Nothing may be dropped or altered: reproduce all the data.
*** Opening INFORMATION ***
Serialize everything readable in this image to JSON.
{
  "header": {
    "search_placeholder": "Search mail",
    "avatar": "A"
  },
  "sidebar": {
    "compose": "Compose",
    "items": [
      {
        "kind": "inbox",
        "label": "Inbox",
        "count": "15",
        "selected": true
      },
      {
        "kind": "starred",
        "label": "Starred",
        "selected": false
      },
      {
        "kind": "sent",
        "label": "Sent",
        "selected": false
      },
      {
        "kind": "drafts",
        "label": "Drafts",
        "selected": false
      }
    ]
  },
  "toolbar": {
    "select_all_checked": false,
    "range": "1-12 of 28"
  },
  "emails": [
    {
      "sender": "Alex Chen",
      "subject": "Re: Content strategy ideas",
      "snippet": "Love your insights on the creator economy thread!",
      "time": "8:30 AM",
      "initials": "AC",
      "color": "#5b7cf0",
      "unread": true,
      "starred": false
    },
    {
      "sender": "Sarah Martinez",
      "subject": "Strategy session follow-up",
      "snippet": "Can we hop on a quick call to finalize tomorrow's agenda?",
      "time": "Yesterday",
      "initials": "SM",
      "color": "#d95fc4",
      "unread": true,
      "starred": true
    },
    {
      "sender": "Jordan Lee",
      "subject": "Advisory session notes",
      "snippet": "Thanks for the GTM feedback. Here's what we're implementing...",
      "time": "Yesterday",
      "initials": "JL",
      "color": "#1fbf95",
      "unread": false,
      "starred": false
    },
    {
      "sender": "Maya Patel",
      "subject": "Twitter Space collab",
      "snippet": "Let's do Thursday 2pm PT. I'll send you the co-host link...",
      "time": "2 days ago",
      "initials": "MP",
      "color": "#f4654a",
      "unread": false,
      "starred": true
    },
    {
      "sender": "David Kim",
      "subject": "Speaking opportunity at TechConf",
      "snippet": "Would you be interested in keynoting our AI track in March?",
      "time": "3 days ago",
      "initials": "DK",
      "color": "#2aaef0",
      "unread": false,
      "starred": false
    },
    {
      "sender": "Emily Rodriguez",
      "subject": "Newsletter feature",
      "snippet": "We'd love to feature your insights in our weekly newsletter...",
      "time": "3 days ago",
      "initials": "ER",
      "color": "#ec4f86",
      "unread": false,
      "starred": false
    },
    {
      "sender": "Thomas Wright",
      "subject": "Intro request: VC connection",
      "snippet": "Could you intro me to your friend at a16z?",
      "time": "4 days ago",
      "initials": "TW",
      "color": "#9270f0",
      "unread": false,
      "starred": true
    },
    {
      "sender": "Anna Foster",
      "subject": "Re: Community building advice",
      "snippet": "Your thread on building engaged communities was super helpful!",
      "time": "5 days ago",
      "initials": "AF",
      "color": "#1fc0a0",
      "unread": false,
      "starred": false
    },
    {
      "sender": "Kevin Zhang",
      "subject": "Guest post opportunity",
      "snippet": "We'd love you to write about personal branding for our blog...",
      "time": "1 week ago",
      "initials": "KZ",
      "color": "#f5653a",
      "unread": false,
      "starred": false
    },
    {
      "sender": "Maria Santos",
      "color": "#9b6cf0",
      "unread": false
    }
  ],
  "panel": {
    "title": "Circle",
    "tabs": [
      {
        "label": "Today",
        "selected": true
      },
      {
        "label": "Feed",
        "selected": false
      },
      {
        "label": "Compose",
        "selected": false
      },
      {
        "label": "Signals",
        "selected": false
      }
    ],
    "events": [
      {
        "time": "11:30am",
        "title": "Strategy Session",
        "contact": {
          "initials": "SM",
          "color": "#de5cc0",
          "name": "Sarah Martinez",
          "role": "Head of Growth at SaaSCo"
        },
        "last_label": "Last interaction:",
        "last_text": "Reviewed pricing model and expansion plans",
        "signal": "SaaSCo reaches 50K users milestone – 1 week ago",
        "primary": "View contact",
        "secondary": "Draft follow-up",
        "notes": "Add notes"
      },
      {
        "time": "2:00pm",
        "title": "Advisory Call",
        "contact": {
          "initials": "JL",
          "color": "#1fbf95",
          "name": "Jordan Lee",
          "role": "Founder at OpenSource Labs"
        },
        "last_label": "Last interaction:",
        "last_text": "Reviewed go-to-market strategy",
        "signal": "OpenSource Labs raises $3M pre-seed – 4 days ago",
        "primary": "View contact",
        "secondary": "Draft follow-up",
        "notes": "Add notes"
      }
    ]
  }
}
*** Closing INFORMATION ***
ANSWER TO THIS TASK:
Serialize everything readable in this image to JSON.
{
  "header": {
    "search_placeholder": "Search mail",
    "avatar": "A"
  },
  "sidebar": {
    "compose": "Compose",
    "items": [
      {
        "kind": "inbox",
        "label": "Inbox",
        "count": "15",
        "selected": true
      },
      {
        "kind": "starred",
        "label": "Starred",
        "selected": false
      },
      {
        "kind": "sent",
        "label": "Sent",
        "selected": false
      },
      {
        "kind": "drafts",
        "label": "Drafts",
        "selected": false
      }
    ]
  },
  "toolbar": {
    "select_all_checked": false,
    "range": "1-12 of 28"
  },
  "emails": [
    {
      "sender": "Alex Chen",
      "subject": "Re: Content strategy ideas",
      "snippet": "Love your insights on the creator economy thread!",
      "time": "8:30 AM",
      "initials": "AC",
      "color": "#5b7cf0",
      "unread": true,
      "starred": false
    },
    {
      "sender": "Sarah Martinez",
      "subject": "Strategy session follow-up",
      "snippet": "Can we hop on a quick call to finalize tomorrow's agenda?",
      "time": "Yesterday",
      "initials": "SM",
      "color": "#d95fc4",
      "unread": true,
      "starred": true
    },
    {
      "sender": "Jordan Lee",
      "subject": "Advisory session notes",
      "snippet": "Thanks for the GTM feedback. Here's what we're implementing...",
      "time": "Yesterday",
      "initials": "JL",
      "color": "#1fbf95",
      "unread": false,
      "starred": false
    },
    {
      "sender": "Maya Patel",
      "subject": "Twitter Space collab",
      "snippet": "Let's do Thursday 2pm PT. I'll send you the co-host link...",
      "time": "2 days ago",
      "initials": "MP",
      "color": "#f4654a",
      "unread": false,
      "starred": true
    },
    {
      "sender": "David Kim",
      "subject": "Speaking opportunity at TechConf",
      "snippet": "Would you be interested in keynoting our AI track in March?",
      "time": "3 days ago",
      "initials": "DK",
      "color": "#2aaef0",
      "unread": false,
      "starred": false
    },
    {
      "sender": "Emily Rodriguez",
      "subject": "Newsletter feature",
      "snippet": "We'd love to feature your insights in our weekly newsletter...",
      "time": "3 days ago",
      "initials": "ER",
      "color": "#ec4f86",
      "unread": false,
      "starred": false
    },
    {
      "sender": "Thomas Wright",
      "subject": "Intro request: VC connection",
      "snippet": "Could you intro me to your friend at a16z?",
      "time": "4 days ago",
      "initials": "TW",
      "color": "#9270f0",
      "unread": false,
      "starred": true
    },
    {
      "sender": "Anna Foster",
      "subject": "Re: Community building advice",
      "snippet": "Your thread on building engaged communities was super helpful!",
      "time": "5 days ago",
      "initials": "AF",
      "color": "#1fc0a0",
      "unread": false,
      "starred": false
    },
    {
      "sender": "Kevin Zhang",
      "subject": "Guest post opportunity",
      "snippet": "We'd love you to write about personal branding for our blog...",
      "time": "1 week ago",
      "initials": "KZ",
      "color": "#f5653a",
      "unread": false,
      "starred": false
    },
    {
      "sender": "Maria Santos",
      "color": "#9b6cf0",
      "unread": false
    }
  ],
  "panel": {
    "title": "Circle",
    "tabs": [
      {
        "label": "Today",
        "selected": true
      },
      {
        "label": "Feed",
        "selected": false
      },
      {
        "label": "Compose",
        "selected": false
      },
      {
        "label": "Signals",
        "selected": false
      }
    ],
    "events": [
      {
        "time": "11:30am",
        "title": "Strategy Session",
        "contact": {
          "initials": "SM",
          "color": "#de5cc0",
          "name": "Sarah Martinez",
          "role": "Head of Growth at SaaSCo"
        },
        "last_label": "Last interaction:",
        "last_text": "Reviewed pricing model and expansion plans",
        "signal": "SaaSCo reaches 50K users milestone – 1 week ago",
        "primary": "View contact",
        "secondary": "Draft follow-up",
        "notes": "Add notes"
      },
      {
        "time": "2:00pm",
        "title": "Advisory Call",
        "contact": {
          "initials": "JL",
          "color": "#1fbf95",
          "name": "Jordan Lee",
          "role": "Founder at OpenSource Labs"
        },
        "last_label": "Last interaction:",
        "last_text": "Reviewed go-to-market strategy",
        "signal": "OpenSource Labs raises $3M pre-seed – 4 days ago",
        "primary": "View contact",
        "secondary": "Draft follow-up",
        "notes": "Add notes"
      }
    ]
  }
}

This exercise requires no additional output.